Cairo displays previously unseen King Tut treasures

Ancient artefacts on display at Egyptian Museum in Cairo.

Previously unseen treasures from King Tutankhamun's tomb have been put on display at the Egyptian Museum in Cairo following analysis by a team of Egyptian and German archaeologists. 

The 55 pieces of fabric embossed with gold were among an extensive trawl of artefacts discovered by British archeologists in Tutankhamun's tomb in 1922.

The pieces have remained in storage for almost a century and have gone on public display to mark the 115th anniversary of Cairo's Egyptian Museum. The delicate artefacts, which are more than 3,000 years old, relate to the chariots of Tutankhamun and depict traditional motifs from Egypt as well as influences from Mesopotamia.

Earlier this year Egypt began the gradual transfer of Tutankhamun relics from the Egyptian Museum in Cairo to the new Grand Egyptian Museum (GEM) located 23 km southwest of the capital, near the Giza Pyramids.
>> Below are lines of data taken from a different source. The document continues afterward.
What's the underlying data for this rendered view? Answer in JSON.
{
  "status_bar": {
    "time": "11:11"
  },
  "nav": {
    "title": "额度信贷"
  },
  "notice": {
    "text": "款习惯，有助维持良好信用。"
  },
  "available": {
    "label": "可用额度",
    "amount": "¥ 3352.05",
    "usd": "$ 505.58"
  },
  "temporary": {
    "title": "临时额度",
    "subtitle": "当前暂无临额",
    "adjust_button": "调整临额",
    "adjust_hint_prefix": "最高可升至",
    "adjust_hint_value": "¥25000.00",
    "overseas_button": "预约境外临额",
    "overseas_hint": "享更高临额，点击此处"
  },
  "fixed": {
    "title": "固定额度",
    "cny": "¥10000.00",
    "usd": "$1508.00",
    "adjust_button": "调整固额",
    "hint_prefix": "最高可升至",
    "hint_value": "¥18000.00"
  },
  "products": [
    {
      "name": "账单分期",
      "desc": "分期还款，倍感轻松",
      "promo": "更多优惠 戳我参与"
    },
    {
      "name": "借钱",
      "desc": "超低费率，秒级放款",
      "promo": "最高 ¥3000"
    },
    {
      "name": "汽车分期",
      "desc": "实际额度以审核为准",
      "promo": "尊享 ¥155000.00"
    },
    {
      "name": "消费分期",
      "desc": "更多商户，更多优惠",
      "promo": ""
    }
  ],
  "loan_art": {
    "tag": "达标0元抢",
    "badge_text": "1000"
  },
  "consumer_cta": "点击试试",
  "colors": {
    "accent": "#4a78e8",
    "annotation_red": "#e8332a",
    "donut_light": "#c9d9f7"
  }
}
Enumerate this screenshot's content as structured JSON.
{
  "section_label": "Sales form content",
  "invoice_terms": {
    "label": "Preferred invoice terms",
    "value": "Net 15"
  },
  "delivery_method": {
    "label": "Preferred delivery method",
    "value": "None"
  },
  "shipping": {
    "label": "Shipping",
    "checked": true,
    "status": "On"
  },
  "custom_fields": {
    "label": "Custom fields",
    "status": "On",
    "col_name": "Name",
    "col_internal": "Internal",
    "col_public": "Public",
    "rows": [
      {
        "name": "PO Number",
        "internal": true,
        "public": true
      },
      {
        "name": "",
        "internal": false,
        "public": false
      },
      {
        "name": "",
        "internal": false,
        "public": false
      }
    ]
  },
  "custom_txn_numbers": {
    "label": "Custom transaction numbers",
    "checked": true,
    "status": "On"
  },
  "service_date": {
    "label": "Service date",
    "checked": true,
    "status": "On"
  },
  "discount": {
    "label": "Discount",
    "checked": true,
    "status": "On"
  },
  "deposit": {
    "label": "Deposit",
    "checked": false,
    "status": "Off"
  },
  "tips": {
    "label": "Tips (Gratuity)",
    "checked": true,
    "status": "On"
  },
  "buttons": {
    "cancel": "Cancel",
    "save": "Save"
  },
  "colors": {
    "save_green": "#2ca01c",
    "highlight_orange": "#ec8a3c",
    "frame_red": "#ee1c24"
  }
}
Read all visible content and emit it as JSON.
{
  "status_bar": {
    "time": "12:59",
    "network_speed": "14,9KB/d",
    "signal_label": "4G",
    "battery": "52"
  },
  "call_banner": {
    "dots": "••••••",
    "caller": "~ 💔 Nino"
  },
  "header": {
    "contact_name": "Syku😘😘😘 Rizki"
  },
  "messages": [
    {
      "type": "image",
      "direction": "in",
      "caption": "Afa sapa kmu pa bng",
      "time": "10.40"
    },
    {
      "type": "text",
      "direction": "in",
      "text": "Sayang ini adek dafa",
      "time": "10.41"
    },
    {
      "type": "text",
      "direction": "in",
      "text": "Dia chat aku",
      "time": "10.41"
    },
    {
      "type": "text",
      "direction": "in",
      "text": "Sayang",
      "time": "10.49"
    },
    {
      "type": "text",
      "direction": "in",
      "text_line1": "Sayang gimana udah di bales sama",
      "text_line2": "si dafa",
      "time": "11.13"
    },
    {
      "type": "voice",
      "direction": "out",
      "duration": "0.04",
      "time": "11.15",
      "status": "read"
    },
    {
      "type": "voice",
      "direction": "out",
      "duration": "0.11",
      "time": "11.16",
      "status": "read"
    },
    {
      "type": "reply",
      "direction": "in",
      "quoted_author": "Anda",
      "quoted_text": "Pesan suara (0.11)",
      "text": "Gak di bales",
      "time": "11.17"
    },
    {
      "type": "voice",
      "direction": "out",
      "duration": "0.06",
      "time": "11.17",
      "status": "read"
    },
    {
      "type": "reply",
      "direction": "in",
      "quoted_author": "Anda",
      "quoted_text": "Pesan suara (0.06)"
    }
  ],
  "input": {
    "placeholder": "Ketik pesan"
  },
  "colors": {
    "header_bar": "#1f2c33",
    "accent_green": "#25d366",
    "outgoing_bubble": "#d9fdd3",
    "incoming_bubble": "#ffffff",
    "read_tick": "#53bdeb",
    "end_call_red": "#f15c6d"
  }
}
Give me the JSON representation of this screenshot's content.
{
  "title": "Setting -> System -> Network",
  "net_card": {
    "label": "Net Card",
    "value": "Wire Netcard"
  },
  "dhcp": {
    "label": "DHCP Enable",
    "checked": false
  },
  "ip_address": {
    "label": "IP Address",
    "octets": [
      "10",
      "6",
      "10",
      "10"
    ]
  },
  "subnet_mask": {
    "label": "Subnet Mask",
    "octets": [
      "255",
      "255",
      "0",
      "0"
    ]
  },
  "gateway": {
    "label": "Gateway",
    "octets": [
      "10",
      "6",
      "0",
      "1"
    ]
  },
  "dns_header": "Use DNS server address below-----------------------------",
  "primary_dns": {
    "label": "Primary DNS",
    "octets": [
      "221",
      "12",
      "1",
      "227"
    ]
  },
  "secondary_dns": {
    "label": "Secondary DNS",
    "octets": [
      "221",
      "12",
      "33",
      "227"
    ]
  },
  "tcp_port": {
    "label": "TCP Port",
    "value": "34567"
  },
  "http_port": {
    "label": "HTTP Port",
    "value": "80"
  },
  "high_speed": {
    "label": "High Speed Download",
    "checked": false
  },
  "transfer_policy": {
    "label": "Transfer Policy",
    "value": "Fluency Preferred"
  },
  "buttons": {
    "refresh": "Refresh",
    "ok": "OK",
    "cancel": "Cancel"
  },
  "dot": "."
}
With a scheduled opening date in May 2018, the state-of-the-art museum will have a 93,000-sqm exhibition area housing 100,000 ancient Egyptian artefacts.